For more details on the Regulations, download the information brochure or visit the Legislation website: http://laws-lois.justice.gc.ca/eng/regulations/SOR-2002-76/
Please take note that if you are traveling with your boat within the boundaries of the Marine Park, you are responsible for knowing and respecting the Regulations.
See the following section for legal provisions that apply to some of the most common situations within the Marine Park:
No approach allowed
Maintain a distance of 400m at all times
If a whale surfaces suddenly to less than 400m: Reduce your speed and move away at least 400m
Prohibition to stop at less than ½ nautical mile of belugas: Keep a course and sail at a constant speed between 5 and 10 knots (if possible)
Avoid shifting or steering suddenly and repeatedly
In the presence of whales, lower your speed, as if navigating in foggy conditions.
In the vicinity of an observation site, lower your speed to 10 knots in a ½ nautical mile radius of each boat
In the mouth of the Saguenay (see map), the maximum speed permitted is 15 knots
If a whale (except beluga and blue whale) appears near your boat, put the engine in neutral and wait for it to be at least 200m away or for it to dive before sailing again
An observation zone of ½ nautical mile is created around any boat engaged in whale watching
In the zone, the maximum speed is 10 knots in order to protect the whales
Observation time allowed: 60 minutes (then wait 60 min, before going back)
Maintain a 200m distance (400m from belugas and blue whales)
Approach speed (within 400 and 200m): minimum speed required to manoeuver
Prohibition of repeated stops, departures or changes of direction
Maximum speed at any time in the Park (46 km/h)
*15 knots in the mouth of the Saguenay
Minimum distance from threatened or endangered species
Yield: whales have priority, do not cross their path.
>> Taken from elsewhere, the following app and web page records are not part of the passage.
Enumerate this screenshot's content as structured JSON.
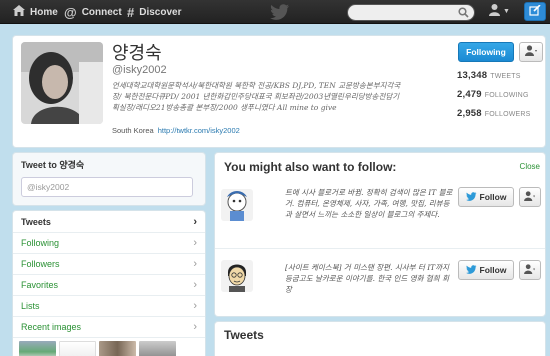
{
  "topbar": {
    "home": "Home",
    "connect": "Connect",
    "discover": "Discover"
  },
  "profile": {
    "name": "양경숙",
    "handle": "@isky2002",
    "bio": "언세대학교대학원문학석사/북한대학원 북한학 전공/KBS DJ,PD, TEN 교문방송본부지각국장/ 북한전문다큐PD/ 2001 년한화갑민주당대표국 회보좌관/2003년열린우리당방송전담기획실장/래디오21방송총괄 본부장/2000 생푸니였다 All mine to give",
    "location": "South Korea",
    "url": "http://twtkr.com/isky2002",
    "follow_button": "Following",
    "stats": [
      {
        "value": "13,348",
        "label": "TWEETS"
      },
      {
        "value": "2,479",
        "label": "FOLLOWING"
      },
      {
        "value": "2,958",
        "label": "FOLLOWERS"
      }
    ]
  },
  "tweet_box": {
    "title": "Tweet to 양경숙",
    "placeholder": "@isky2002"
  },
  "menu": {
    "items": [
      "Tweets",
      "Following",
      "Followers",
      "Favorites",
      "Lists",
      "Recent images"
    ]
  },
  "who_to_follow": {
    "title": "You might also want to follow:",
    "close": "Close",
    "suggestions": [
      {
        "bio": "트에 시사 블로거로 바뀜. 정확히 검색이 많은 IT 블로거. 컴퓨터, 온영체제, 사자, 가족, 여행, 맛집, 리뷰등과 살면서 느끼는 소소한 일상이 블로그의 주제다.",
        "follow": "Follow"
      },
      {
        "bio": "[사이트 케이스북] 거 미스탠 장편. 시사부 터 IT까지 등굽고도 날카로운 이야기를. 한국 인드 영화 협희 회장",
        "follow": "Follow"
      }
    ]
  },
  "tweets_panel": {
    "title": "Tweets"
  },
  "colors": {
    "background": "#c0deed",
    "link": "#2a9134",
    "follow_blue": "#1b8ad3"
  }
}
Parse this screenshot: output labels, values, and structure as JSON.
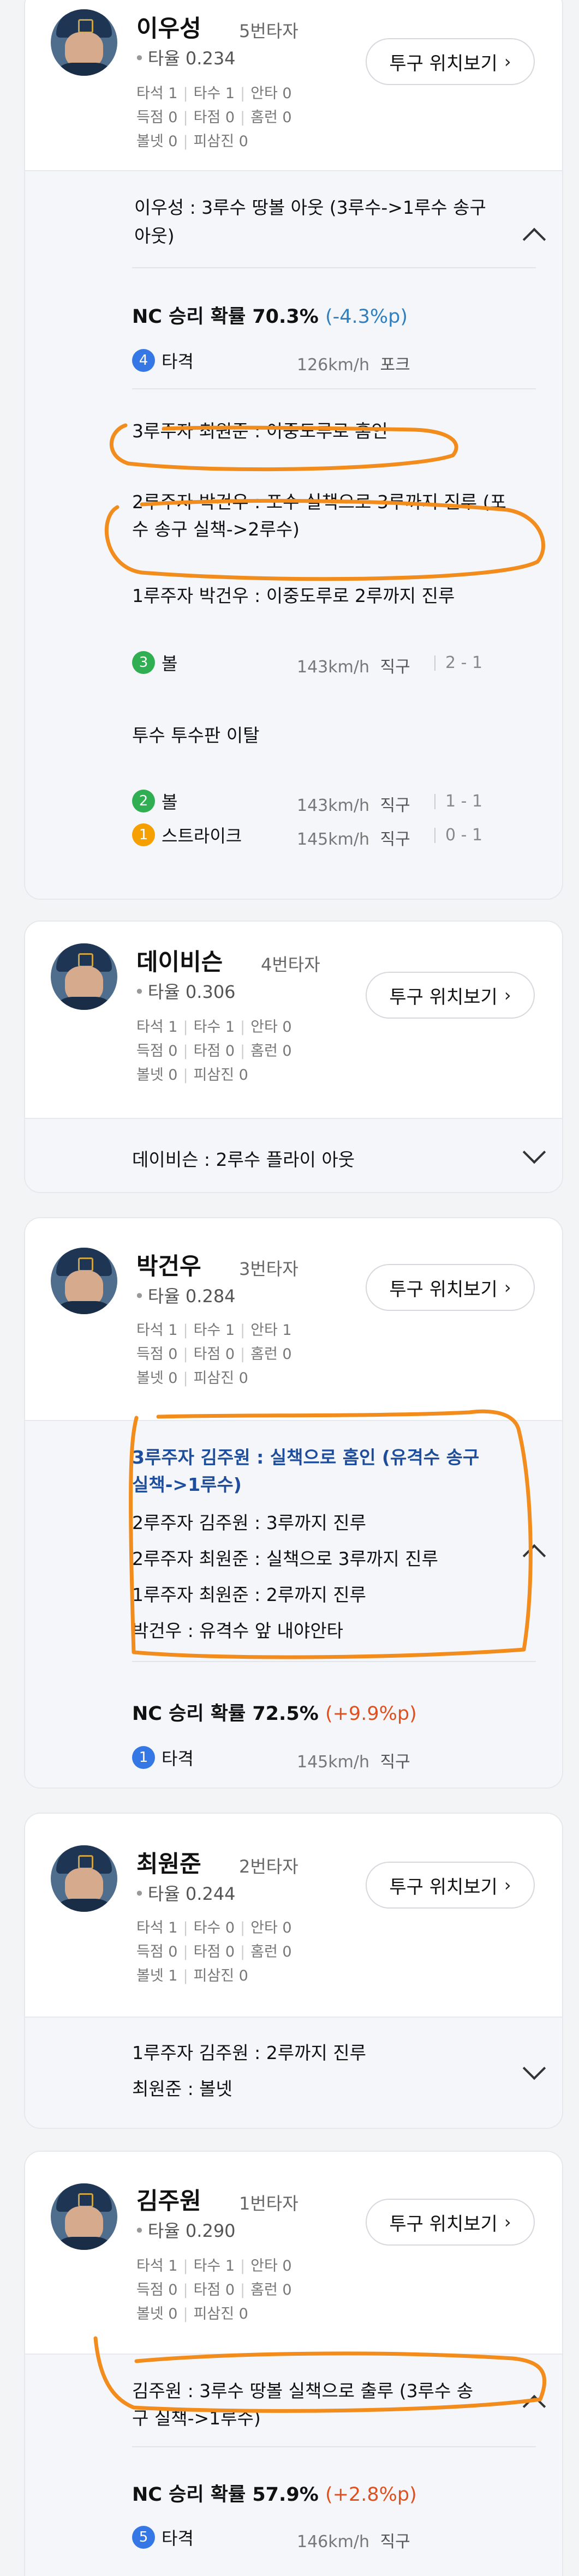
{
  "players": [
    {
      "name": "이우성",
      "order": "5번타자",
      "avg": "타율 0.234",
      "stats": [
        [
          "타석 1",
          "타수 1",
          "안타 0"
        ],
        [
          "득점 0",
          "타점 0",
          "홈런 0"
        ],
        [
          "볼넷 0",
          "피삼진 0"
        ]
      ],
      "pitch_btn": "투구 위치보기",
      "events": [
        "이우성 : 3루수 땅볼 아웃 (3루수->1루수 송구",
        "아웃)"
      ],
      "win_label": "NC 승리 확률 70.3%",
      "win_delta": "(-4.3%p)",
      "pitches": [
        {
          "num": "4",
          "type": "타격",
          "speed": "126km/h",
          "kind": "포크",
          "count": ""
        },
        {
          "num": "3",
          "type": "볼",
          "speed": "143km/h",
          "kind": "직구",
          "count": "2 - 1"
        },
        {
          "num": "2",
          "type": "볼",
          "speed": "143km/h",
          "kind": "직구",
          "count": "1 - 1"
        },
        {
          "num": "1",
          "type": "스트라이크",
          "speed": "145km/h",
          "kind": "직구",
          "count": "0 - 1"
        }
      ],
      "runner_events": [
        "3루주자 최원준 : 이중도루로 홈인",
        "2루주자 박건우 : 포수 실책으로 3루까지 진루 (포",
        "수 송구 실책->2루수)",
        "1루주자 박건우 : 이중도루로 2루까지 진루",
        "투수 투수판 이탈"
      ]
    },
    {
      "name": "데이비슨",
      "order": "4번타자",
      "avg": "타율 0.306",
      "stats": [
        [
          "타석 1",
          "타수 1",
          "안타 0"
        ],
        [
          "득점 0",
          "타점 0",
          "홈런 0"
        ],
        [
          "볼넷 0",
          "피삼진 0"
        ]
      ],
      "pitch_btn": "투구 위치보기",
      "events": [
        "데이비슨 : 2루수 플라이 아웃"
      ]
    },
    {
      "name": "박건우",
      "order": "3번타자",
      "avg": "타율 0.284",
      "stats": [
        [
          "타석 1",
          "타수 1",
          "안타 1"
        ],
        [
          "득점 0",
          "타점 0",
          "홈런 0"
        ],
        [
          "볼넷 0",
          "피삼진 0"
        ]
      ],
      "pitch_btn": "투구 위치보기",
      "events": [
        "3루주자 김주원 : 실책으로 홈인 (유격수 송구",
        "실책->1루수)",
        "2루주자 김주원 : 3루까지 진루",
        "2루주자 최원준 : 실책으로 3루까지 진루",
        "1루주자 최원준 : 2루까지 진루",
        "박건우 : 유격수 앞 내야안타"
      ],
      "win_label": "NC 승리 확률 72.5%",
      "win_delta": "(+9.9%p)",
      "pitches": [
        {
          "num": "1",
          "type": "타격",
          "speed": "145km/h",
          "kind": "직구",
          "count": ""
        }
      ]
    },
    {
      "name": "최원준",
      "order": "2번타자",
      "avg": "타율 0.244",
      "stats": [
        [
          "타석 1",
          "타수 0",
          "안타 0"
        ],
        [
          "득점 0",
          "타점 0",
          "홈런 0"
        ],
        [
          "볼넷 1",
          "피삼진 0"
        ]
      ],
      "pitch_btn": "투구 위치보기",
      "events": [
        "1루주자 김주원 : 2루까지 진루",
        "최원준 : 볼넷"
      ]
    },
    {
      "name": "김주원",
      "order": "1번타자",
      "avg": "타율 0.290",
      "stats": [
        [
          "타석 1",
          "타수 1",
          "안타 0"
        ],
        [
          "득점 0",
          "타점 0",
          "홈런 0"
        ],
        [
          "볼넷 0",
          "피삼진 0"
        ]
      ],
      "pitch_btn": "투구 위치보기",
      "events": [
        "김주원 : 3루수 땅볼 실책으로 출루 (3루수 송",
        "구 실책->1루수)"
      ],
      "win_label": "NC 승리 확률 57.9%",
      "win_delta": "(+2.8%p)",
      "pitches": [
        {
          "num": "5",
          "type": "타격",
          "speed": "146km/h",
          "kind": "직구",
          "count": ""
        }
      ]
    }
  ],
  "colors": {
    "accent_blue": "#1e4d9c",
    "negative": "#2f7fc1",
    "positive": "#e0501f",
    "highlight": "#f28c1c"
  }
}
Do not place your boat in such a way that they come below the allowed distance
From June 21st to September 21st, boaters must navigate outside the area closure at Baie Sainte-Marguerite
The use of personal watercraft (jetskis), hovercraft and traction water sports are prohibited within the boundaries of the park
Speed and distance conversion chart. Speed must be measured over the bottom
Flights within 2,000 feet above water are prohibited within the boundaries of the park. The use of drones for recreational purposes is prohibited above the boundaries of the Saguenay-St. Lawrence Marine Park, as in all national parks. The use of an aircraft for scientific research, education or promotion is licensed. Please refer to the permit for special activities in the Saguenay–St. Lawrence Marine Park for your application.
The quick and irregular movements of these crafts are problematic for whales and seals, particularly the belugas and their young, since they have difficulty evaluating their trajectory and avoiding them, which increases the risk of collision.
The sounds emitted by these crafts may also disrupt the tranquility of visitors and residents.
The Marine Park is home to an incredible diversity of life, including many endangered species for which this habitat is essential to their survival.
Scientific research allows to discover secrets of the underwater life, the dynamics specific to the Marine Park’s ecosystems and their inhabitants.
Knowledge is the basis for development of programs for protection and recovery of species and ecosystems. It pushes the search for innovative solutions for the development of regulations and voluntary measures.